### What needs to be done:
Only lines containing "with" belong in the answer, each copied from the entries below.

### Dataset excerpts:
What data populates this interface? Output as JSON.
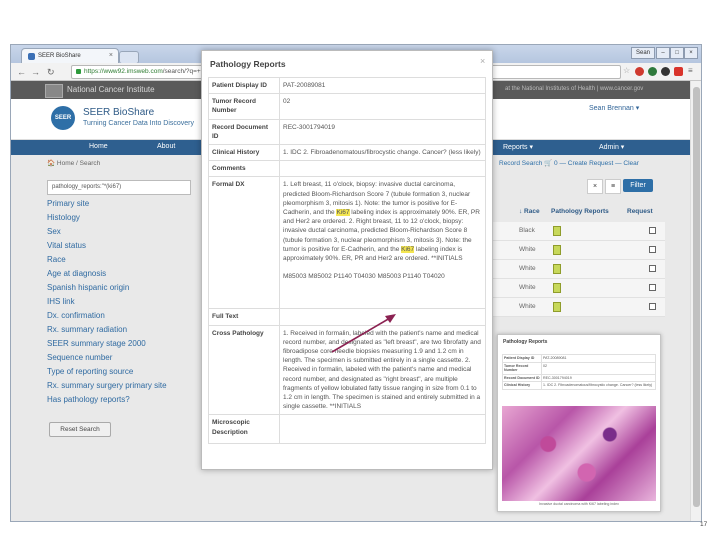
{
  "browser": {
    "tab_title": "SEER BioShare",
    "user_badge": "Sean",
    "url_host": "https://www92.imsweb.com",
    "url_path": "/search/?q=+pathology_reports%3C%2A%3A%28ki67%29"
  },
  "site": {
    "agency": "National Cancer Institute",
    "nih": "at the National Institutes of Health | www.cancer.gov",
    "logo_text": "SEER",
    "title": "SEER BioShare",
    "tagline": "Turning Cancer Data Into Discovery",
    "user": "Sean Brennan ▾",
    "nav": [
      "Home",
      "About",
      "Reports ▾",
      "Admin ▾"
    ],
    "breadcrumb": "🏠 Home  /  Search",
    "breadcrumb_right": "Record Search    🛒 0 — Create Request — Clear",
    "search_value": "pathology_reports:\"*(ki67)",
    "filter_label": "Filter",
    "facets": [
      "Primary site",
      "Histology",
      "Sex",
      "Vital status",
      "Race",
      "Age at diagnosis",
      "Spanish hispanic origin",
      "IHS link",
      "Dx. confirmation",
      "Rx. summary radiation",
      "SEER summary stage 2000",
      "Sequence number",
      "Type of reporting source",
      "Rx. summary surgery primary site",
      "Has pathology reports?"
    ],
    "reset_label": "Reset Search",
    "table_headers": [
      "↓ Race",
      "Pathology Reports",
      "Request"
    ],
    "rows": [
      {
        "race": "Black"
      },
      {
        "race": "White"
      },
      {
        "race": "White"
      },
      {
        "race": "White"
      },
      {
        "race": "White"
      }
    ]
  },
  "modal": {
    "title": "Pathology Reports",
    "close": "×",
    "fields": [
      {
        "key": "Patient Display ID",
        "value": "PAT-20089081"
      },
      {
        "key": "Tumor Record Number",
        "value": "02"
      },
      {
        "key": "Record Document ID",
        "value": "REC-3001794019"
      },
      {
        "key": "Clinical History",
        "value": "1. IDC 2. Fibroadenomatous/fibrocystic change. Cancer? (less likely)"
      },
      {
        "key": "Comments",
        "value": ""
      },
      {
        "key": "Formal DX",
        "value": ""
      },
      {
        "key": "Full Text",
        "value": ""
      },
      {
        "key": "Cross Pathology",
        "value": "1. Received in formalin, labeled with the patient's name and medical record number, and designated as \"left breast\", are two fibrofatty and fibroadipose core needle biopsies measuring 1.9 and 1.2 cm in length. The specimen is submitted entirely in a single cassette. 2. Received in formalin, labeled with the patient's name and medical record number, and designated as \"right breast\", are multiple fragments of yellow lobulated fatty tissue ranging in size from 0.1 to 1.2 cm in length. The specimen is stained and entirely submitted in a single cassette. **INITIALS"
      },
      {
        "key": "Microscopic Description",
        "value": ""
      }
    ],
    "formal_dx_parts": [
      "1. Left breast, 11 o'clock, biopsy: invasive ductal carcinoma, predicted Bloom-Richardson Score 7 (tubule formation 3, nuclear pleomorphism 3, mitosis 1). Note: the tumor is positive for E-Cadherin, and the ",
      "Ki67",
      " labeling index is approximately 90%. ER, PR and Her2 are ordered. 2. Right breast, 11 to 12 o'clock, biopsy: invasive ductal carcinoma, predicted Bloom-Richardson Score 8 (tubule formation 3, nuclear pleomorphism 3, mitosis 3). Note: the tumor is positive for E-Cadherin, and the ",
      "Ki67",
      " labeling index is approximately 90%. ER, PR and Her2 are ordered. **INITIALS"
    ],
    "full_text_codes": "M85003 M85002 P1140 T04030 M85003 P1140 T04020"
  },
  "inset": {
    "title": "Pathology Reports",
    "fields": [
      {
        "key": "Patient Display ID",
        "value": "PAT-20089081"
      },
      {
        "key": "Tumor Record Number",
        "value": "02"
      },
      {
        "key": "Record Document ID",
        "value": "REC-3001794019"
      },
      {
        "key": "Clinical History",
        "value": "1. IDC 2. Fibroadenomatous/fibrocystic change. Cancer? (less likely)"
      }
    ],
    "caption": "Invasive ductal carcinoma with Ki67 labeling index"
  },
  "page_number": "17"
}
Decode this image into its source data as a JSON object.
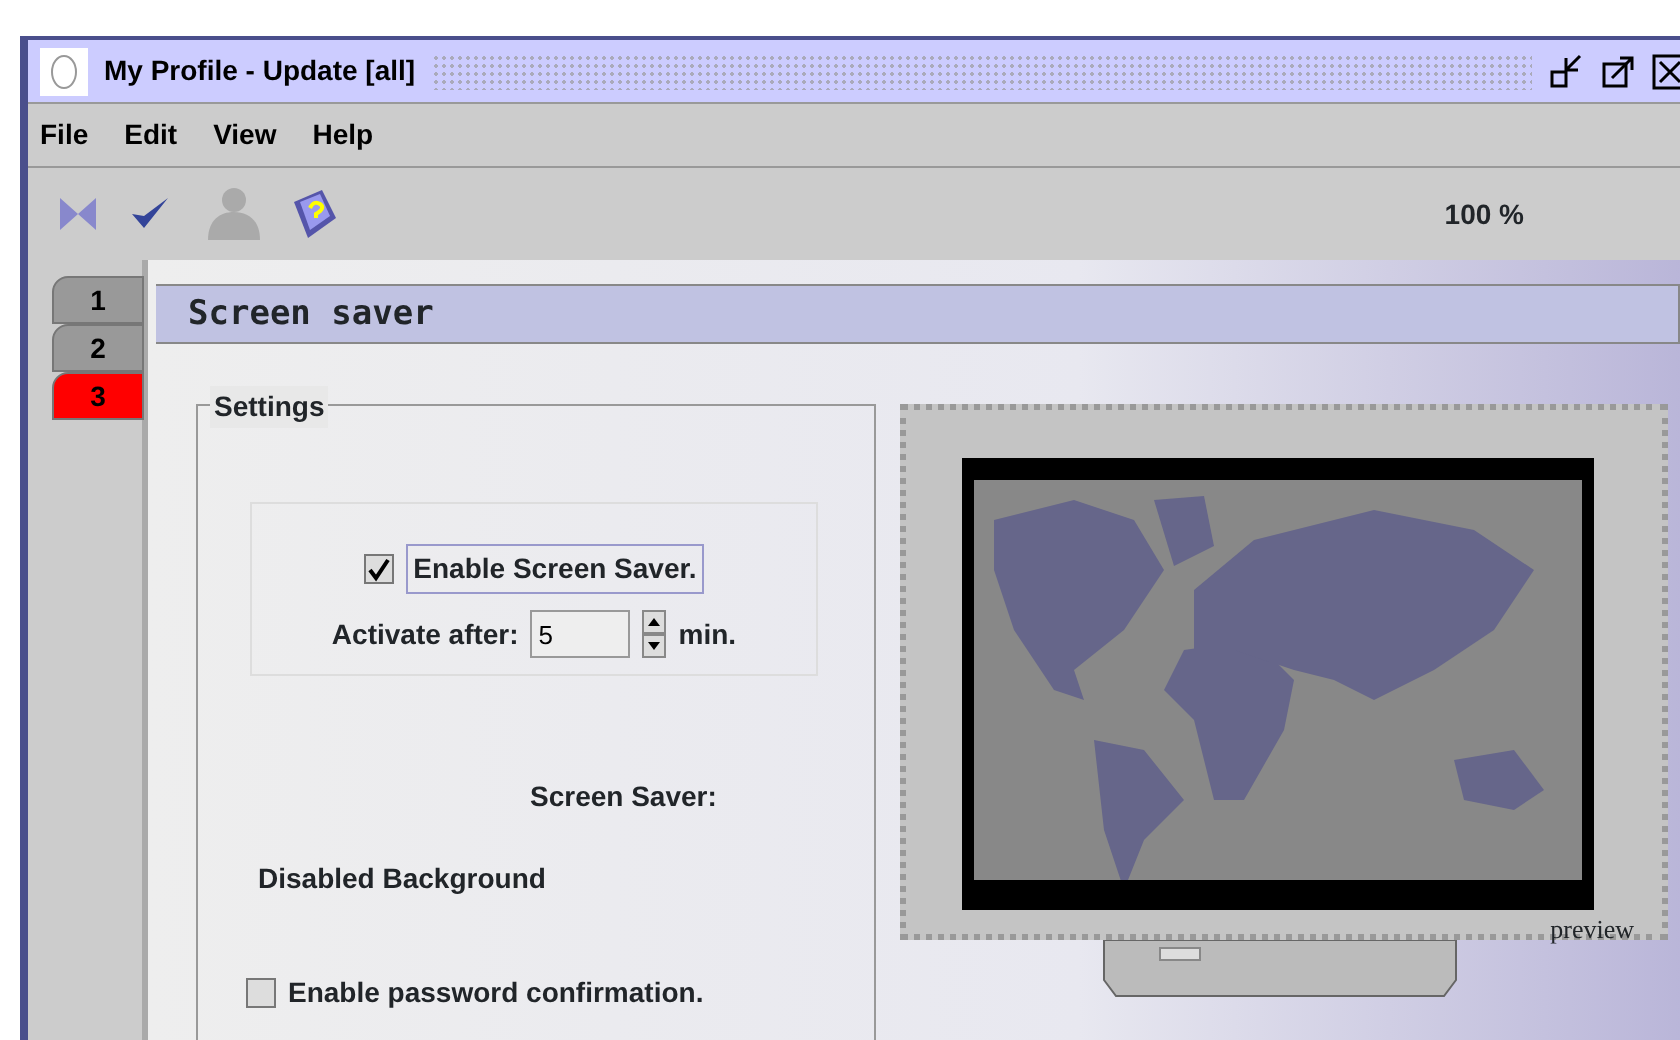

### Task answer:
        "value": "1. Received in formalin, labeled with the patient's name and medical record number, and designated as \"left breast\", are two fibrofatty and fibroadipose core needle biopsies measuring 1.9 and 1.2 cm in length. The specimen is submitted entirely in a single cassette. 2. Received in formalin, labeled with the patient's name and medical record number, and designated as \"right breast\", are multiple fragments of yellow lobulated fatty tissue ranging in size from 0.1 to 1.2 cm in length. The specimen is stained and entirely submitted in a single cassette. **INITIALS"
    "caption": "Invasive ductal carcinoma with Ki67 labeling index"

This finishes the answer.